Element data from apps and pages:
⟨
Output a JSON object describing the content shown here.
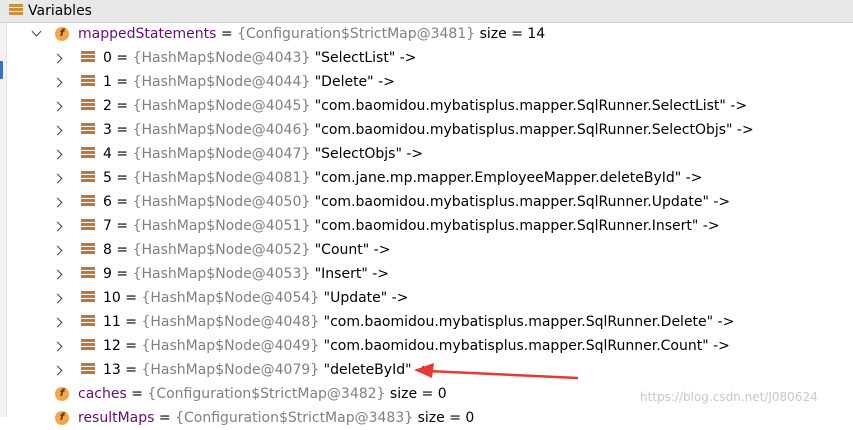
{
  "panel": {
    "title": "Variables"
  },
  "mapped": {
    "name": "mappedStatements",
    "ref": "{Configuration$StrictMap@3481}",
    "size": "size = 14",
    "entries": [
      {
        "key": "0",
        "ref": "{HashMap$Node@4043}",
        "value": "\"SelectList\" ->"
      },
      {
        "key": "1",
        "ref": "{HashMap$Node@4044}",
        "value": "\"Delete\" ->"
      },
      {
        "key": "2",
        "ref": "{HashMap$Node@4045}",
        "value": "\"com.baomidou.mybatisplus.mapper.SqlRunner.SelectList\" ->"
      },
      {
        "key": "3",
        "ref": "{HashMap$Node@4046}",
        "value": "\"com.baomidou.mybatisplus.mapper.SqlRunner.SelectObjs\" ->"
      },
      {
        "key": "4",
        "ref": "{HashMap$Node@4047}",
        "value": "\"SelectObjs\" ->"
      },
      {
        "key": "5",
        "ref": "{HashMap$Node@4081}",
        "value": "\"com.jane.mp.mapper.EmployeeMapper.deleteById\" ->"
      },
      {
        "key": "6",
        "ref": "{HashMap$Node@4050}",
        "value": "\"com.baomidou.mybatisplus.mapper.SqlRunner.Update\" ->"
      },
      {
        "key": "7",
        "ref": "{HashMap$Node@4051}",
        "value": "\"com.baomidou.mybatisplus.mapper.SqlRunner.Insert\" ->"
      },
      {
        "key": "8",
        "ref": "{HashMap$Node@4052}",
        "value": "\"Count\" ->"
      },
      {
        "key": "9",
        "ref": "{HashMap$Node@4053}",
        "value": "\"Insert\" ->"
      },
      {
        "key": "10",
        "ref": "{HashMap$Node@4054}",
        "value": "\"Update\" ->"
      },
      {
        "key": "11",
        "ref": "{HashMap$Node@4048}",
        "value": "\"com.baomidou.mybatisplus.mapper.SqlRunner.Delete\" ->"
      },
      {
        "key": "12",
        "ref": "{HashMap$Node@4049}",
        "value": "\"com.baomidou.mybatisplus.mapper.SqlRunner.Count\" ->"
      },
      {
        "key": "13",
        "ref": "{HashMap$Node@4079}",
        "value": "\"deleteById\" ->"
      }
    ]
  },
  "caches": {
    "name": "caches",
    "ref": "{Configuration$StrictMap@3482}",
    "size": "size = 0"
  },
  "resultMaps": {
    "name": "resultMaps",
    "ref": "{Configuration$StrictMap@3483}",
    "size": "size = 0"
  },
  "watermark": "https://blog.csdn.net/J080624",
  "colors": {
    "field_name": "#660e7a",
    "object_ref": "#808080",
    "annotation_arrow": "#e53935",
    "field_icon": "#f2a64b"
  },
  "icons": {
    "field": "field-icon",
    "entry": "map-entry-icon",
    "panel": "variables-icon"
  }
}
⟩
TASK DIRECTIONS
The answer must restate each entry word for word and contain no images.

EXERCISE OUTPUT
Output a JSON object describing the content shown here.
{
  "panel": {
    "title": "Variables"
  },
  "mapped": {
    "name": "mappedStatements",
    "ref": "{Configuration$StrictMap@3481}",
    "size": "size = 14",
    "entries": [
      {
        "key": "0",
        "ref": "{HashMap$Node@4043}",
        "value": "\"SelectList\" ->"
      },
      {
        "key": "1",
        "ref": "{HashMap$Node@4044}",
        "value": "\"Delete\" ->"
      },
      {
        "key": "2",
        "ref": "{HashMap$Node@4045}",
        "value": "\"com.baomidou.mybatisplus.mapper.SqlRunner.SelectList\" ->"
      },
      {
        "key": "3",
        "ref": "{HashMap$Node@4046}",
        "value": "\"com.baomidou.mybatisplus.mapper.SqlRunner.SelectObjs\" ->"
      },
      {
        "key": "4",
        "ref": "{HashMap$Node@4047}",
        "value": "\"SelectObjs\" ->"
      },
      {
        "key": "5",
        "ref": "{HashMap$Node@4081}",
        "value": "\"com.jane.mp.mapper.EmployeeMapper.deleteById\" ->"
      },
      {
        "key": "6",
        "ref": "{HashMap$Node@4050}",
        "value": "\"com.baomidou.mybatisplus.mapper.SqlRunner.Update\" ->"
      },
      {
        "key": "7",
        "ref": "{HashMap$Node@4051}",
        "value": "\"com.baomidou.mybatisplus.mapper.SqlRunner.Insert\" ->"
      },
      {
        "key": "8",
        "ref": "{HashMap$Node@4052}",
        "value": "\"Count\" ->"
      },
      {
        "key": "9",
        "ref": "{HashMap$Node@4053}",
        "value": "\"Insert\" ->"
      },
      {
        "key": "10",
        "ref": "{HashMap$Node@4054}",
        "value": "\"Update\" ->"
      },
      {
        "key": "11",
        "ref": "{HashMap$Node@4048}",
        "value": "\"com.baomidou.mybatisplus.mapper.SqlRunner.Delete\" ->"
      },
      {
        "key": "12",
        "ref": "{HashMap$Node@4049}",
        "value": "\"com.baomidou.mybatisplus.mapper.SqlRunner.Count\" ->"
      },
      {
        "key": "13",
        "ref": "{HashMap$Node@4079}",
        "value": "\"deleteById\" ->"
      }
    ]
  },
  "caches": {
    "name": "caches",
    "ref": "{Configuration$StrictMap@3482}",
    "size": "size = 0"
  },
  "resultMaps": {
    "name": "resultMaps",
    "ref": "{Configuration$StrictMap@3483}",
    "size": "size = 0"
  },
  "watermark": "https://blog.csdn.net/J080624",
  "colors": {
    "field_name": "#660e7a",
    "object_ref": "#808080",
    "annotation_arrow": "#e53935",
    "field_icon": "#f2a64b"
  },
  "icons": {
    "field": "field-icon",
    "entry": "map-entry-icon",
    "panel": "variables-icon"
  }
}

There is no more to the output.